_Work item_
Before you return the lines below, strip out any images and keep every word as written.

_Available records_
————————

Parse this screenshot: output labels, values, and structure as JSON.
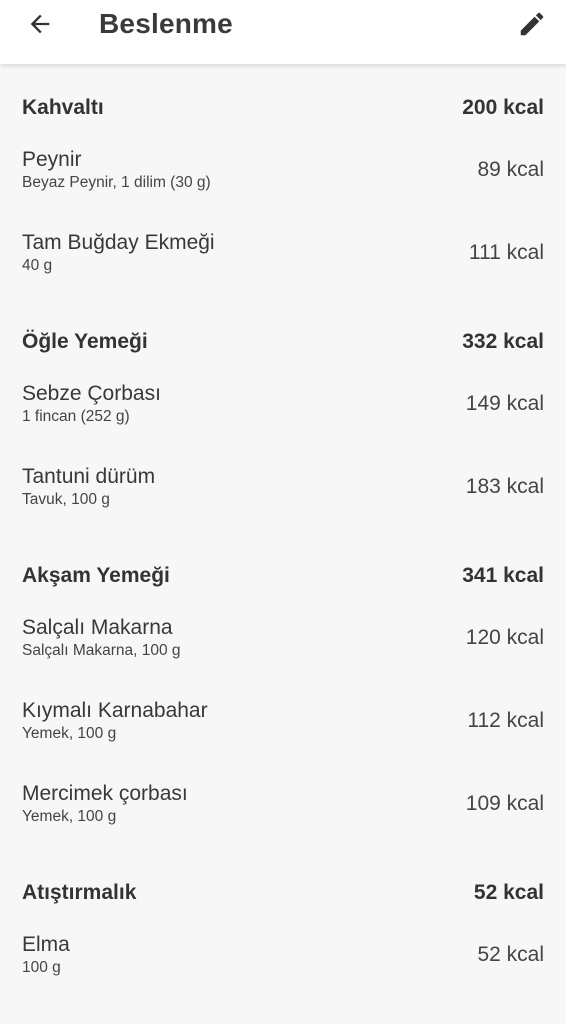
{
  "header": {
    "title": "Beslenme"
  },
  "sections": [
    {
      "name": "Kahvaltı",
      "kcal": "200 kcal",
      "items": [
        {
          "name": "Peynir",
          "desc": "Beyaz Peynir, 1 dilim (30 g)",
          "kcal": "89 kcal"
        },
        {
          "name": "Tam Buğday Ekmeği",
          "desc": "40 g",
          "kcal": "111 kcal"
        }
      ]
    },
    {
      "name": "Öğle Yemeği",
      "kcal": "332 kcal",
      "items": [
        {
          "name": "Sebze Çorbası",
          "desc": "1 fincan (252 g)",
          "kcal": "149 kcal"
        },
        {
          "name": "Tantuni dürüm",
          "desc": "Tavuk, 100 g",
          "kcal": "183 kcal"
        }
      ]
    },
    {
      "name": "Akşam Yemeği",
      "kcal": "341 kcal",
      "items": [
        {
          "name": "Salçalı Makarna",
          "desc": "Salçalı Makarna, 100 g",
          "kcal": "120 kcal"
        },
        {
          "name": "Kıymalı Karnabahar",
          "desc": "Yemek, 100 g",
          "kcal": "112 kcal"
        },
        {
          "name": "Mercimek çorbası",
          "desc": "Yemek, 100 g",
          "kcal": "109 kcal"
        }
      ]
    },
    {
      "name": "Atıştırmalık",
      "kcal": "52 kcal",
      "items": [
        {
          "name": "Elma",
          "desc": "100 g",
          "kcal": "52 kcal"
        }
      ]
    }
  ]
}
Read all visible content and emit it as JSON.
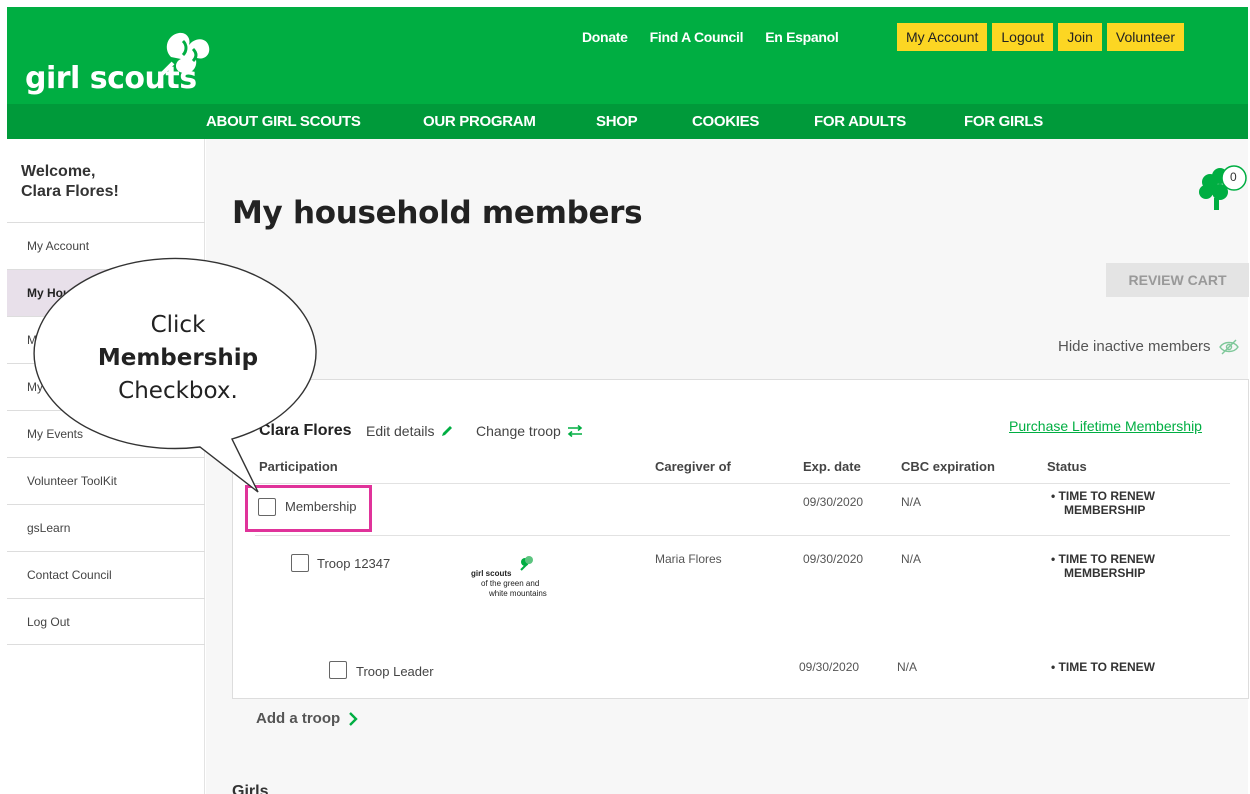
{
  "brand": {
    "logo_text": "girl scouts"
  },
  "top_links": [
    "Donate",
    "Find A Council",
    "En Espanol"
  ],
  "account_buttons": [
    "My Account",
    "Logout",
    "Join",
    "Volunteer"
  ],
  "nav": [
    "ABOUT GIRL SCOUTS",
    "OUR PROGRAM",
    "SHOP",
    "COOKIES",
    "FOR ADULTS",
    "FOR GIRLS"
  ],
  "sidebar": {
    "welcome_line1": "Welcome,",
    "welcome_line2": "Clara Flores!",
    "items": [
      {
        "label": "My Account",
        "active": false
      },
      {
        "label": "My Household",
        "active": true
      },
      {
        "label": "My Troops",
        "active": false
      },
      {
        "label": "My Payments",
        "active": false
      },
      {
        "label": "My Events",
        "active": false
      },
      {
        "label": "Volunteer ToolKit",
        "active": false
      },
      {
        "label": "gsLearn",
        "active": false
      },
      {
        "label": "Contact Council",
        "active": false
      },
      {
        "label": "Log Out",
        "active": false
      }
    ]
  },
  "main": {
    "title": "My household members",
    "cart_count": "0",
    "review_cart": "REVIEW CART",
    "hide_inactive": "Hide inactive members",
    "member": {
      "name": "Clara Flores",
      "edit_details": "Edit details",
      "change_troop": "Change troop",
      "purchase_lifetime": "Purchase Lifetime Membership"
    },
    "columns": [
      "Participation",
      "Caregiver of",
      "Exp. date",
      "CBC expiration",
      "Status"
    ],
    "rows": [
      {
        "label": "Membership",
        "caregiver": "",
        "exp": "09/30/2020",
        "cbc": "N/A",
        "status1": "• TIME TO RENEW",
        "status2": "MEMBERSHIP"
      },
      {
        "label": "Troop 12347",
        "caregiver": "Maria Flores",
        "exp": "09/30/2020",
        "cbc": "N/A",
        "status1": "• TIME TO RENEW",
        "status2": "MEMBERSHIP"
      },
      {
        "label": "Troop Leader",
        "caregiver": "",
        "exp": "09/30/2020",
        "cbc": "N/A",
        "status1": "• TIME TO RENEW",
        "status2": ""
      }
    ],
    "council_logo": {
      "line1": "girl scouts",
      "line2": "of the green and",
      "line3": "white mountains"
    },
    "add_troop": "Add a troop",
    "girls_heading": "Girls"
  },
  "callout": {
    "line1": "Click",
    "line2": "Membership",
    "line3": "Checkbox."
  },
  "colors": {
    "green": "#00ae42",
    "dark_green": "#009a3a",
    "yellow": "#fcd623",
    "highlight": "#e0339a"
  }
}
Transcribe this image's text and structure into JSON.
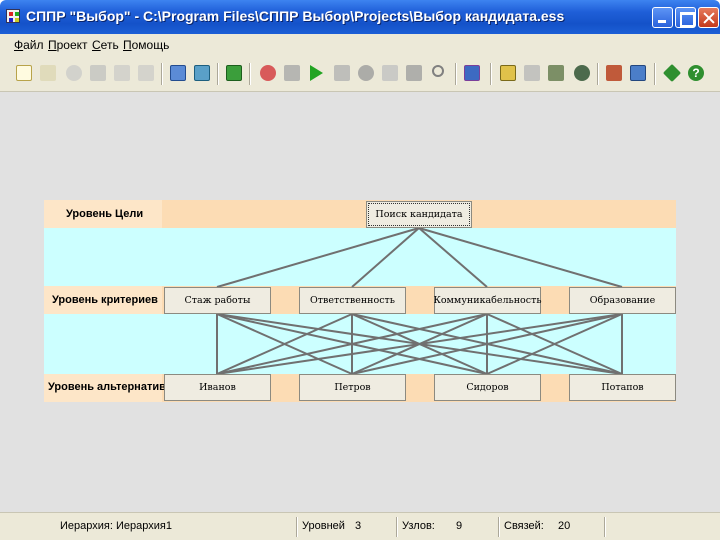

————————

_Output for this exercise_
Parse this screenshot: output labels, values, and structure as JSON.
{
  "header": {
    "title": "Beslenme"
  },
  "sections": [
    {
      "name": "Kahvaltı",
      "kcal": "200 kcal",
      "items": [
        {
          "name": "Peynir",
          "desc": "Beyaz Peynir, 1 dilim (30 g)",
          "kcal": "89 kcal"
        },
        {
          "name": "Tam Buğday Ekmeği",
          "desc": "40 g",
          "kcal": "111 kcal"
        }
      ]
    },
    {
      "name": "Öğle Yemeği",
      "kcal": "332 kcal",
      "items": [
        {
          "name": "Sebze Çorbası",
          "desc": "1 fincan (252 g)",
          "kcal": "149 kcal"
        },
        {
          "name": "Tantuni dürüm",
          "desc": "Tavuk, 100 g",
          "kcal": "183 kcal"
        }
      ]
    },
    {
      "name": "Akşam Yemeği",
      "kcal": "341 kcal",
      "items": [
        {
          "name": "Salçalı Makarna",
          "desc": "Salçalı Makarna, 100 g",
          "kcal": "120 kcal"
        },
        {
          "name": "Kıymalı Karnabahar",
          "desc": "Yemek, 100 g",
          "kcal": "112 kcal"
        },
        {
          "name": "Mercimek çorbası",
          "desc": "Yemek, 100 g",
          "kcal": "109 kcal"
        }
      ]
    },
    {
      "name": "Atıştırmalık",
      "kcal": "52 kcal",
      "items": [
        {
          "name": "Elma",
          "desc": "100 g",
          "kcal": "52 kcal"
        }
      ]
    }
  ]
}
Read all visible content and emit it as JSON.
{
  "brand": {
    "logo_text": "girl scouts"
  },
  "top_links": [
    "Donate",
    "Find A Council",
    "En Espanol"
  ],
  "account_buttons": [
    "My Account",
    "Logout",
    "Join",
    "Volunteer"
  ],
  "nav": [
    "ABOUT GIRL SCOUTS",
    "OUR PROGRAM",
    "SHOP",
    "COOKIES",
    "FOR ADULTS",
    "FOR GIRLS"
  ],
  "sidebar": {
    "welcome_line1": "Welcome,",
    "welcome_line2": "Clara Flores!",
    "items": [
      {
        "label": "My Account",
        "active": false
      },
      {
        "label": "My Household",
        "active": true
      },
      {
        "label": "My Troops",
        "active": false
      },
      {
        "label": "My Payments",
        "active": false
      },
      {
        "label": "My Events",
        "active": false
      },
      {
        "label": "Volunteer ToolKit",
        "active": false
      },
      {
        "label": "gsLearn",
        "active": false
      },
      {
        "label": "Contact Council",
        "active": false
      },
      {
        "label": "Log Out",
        "active": false
      }
    ]
  },
  "main": {
    "title": "My household members",
    "cart_count": "0",
    "review_cart": "REVIEW CART",
    "hide_inactive": "Hide inactive members",
    "member": {
      "name": "Clara Flores",
      "edit_details": "Edit details",
      "change_troop": "Change troop",
      "purchase_lifetime": "Purchase Lifetime Membership"
    },
    "columns": [
      "Participation",
      "Caregiver of",
      "Exp. date",
      "CBC expiration",
      "Status"
    ],
    "rows": [
      {
        "label": "Membership",
        "caregiver": "",
        "exp": "09/30/2020",
        "cbc": "N/A",
        "status1": "• TIME TO RENEW",
        "status2": "MEMBERSHIP"
      },
      {
        "label": "Troop 12347",
        "caregiver": "Maria Flores",
        "exp": "09/30/2020",
        "cbc": "N/A",
        "status1": "• TIME TO RENEW",
        "status2": "MEMBERSHIP"
      },
      {
        "label": "Troop Leader",
        "caregiver": "",
        "exp": "09/30/2020",
        "cbc": "N/A",
        "status1": "• TIME TO RENEW",
        "status2": ""
      }
    ],
    "council_logo": {
      "line1": "girl scouts",
      "line2": "of the green and",
      "line3": "white mountains"
    },
    "add_troop": "Add a troop",
    "girls_heading": "Girls"
  },
  "callout": {
    "line1": "Click",
    "line2": "Membership",
    "line3": "Checkbox."
  },
  "colors": {
    "green": "#00ae42",
    "dark_green": "#009a3a",
    "yellow": "#fcd623",
    "highlight": "#e0339a"
  }
}
Transcribe this image's text and structure into JSON.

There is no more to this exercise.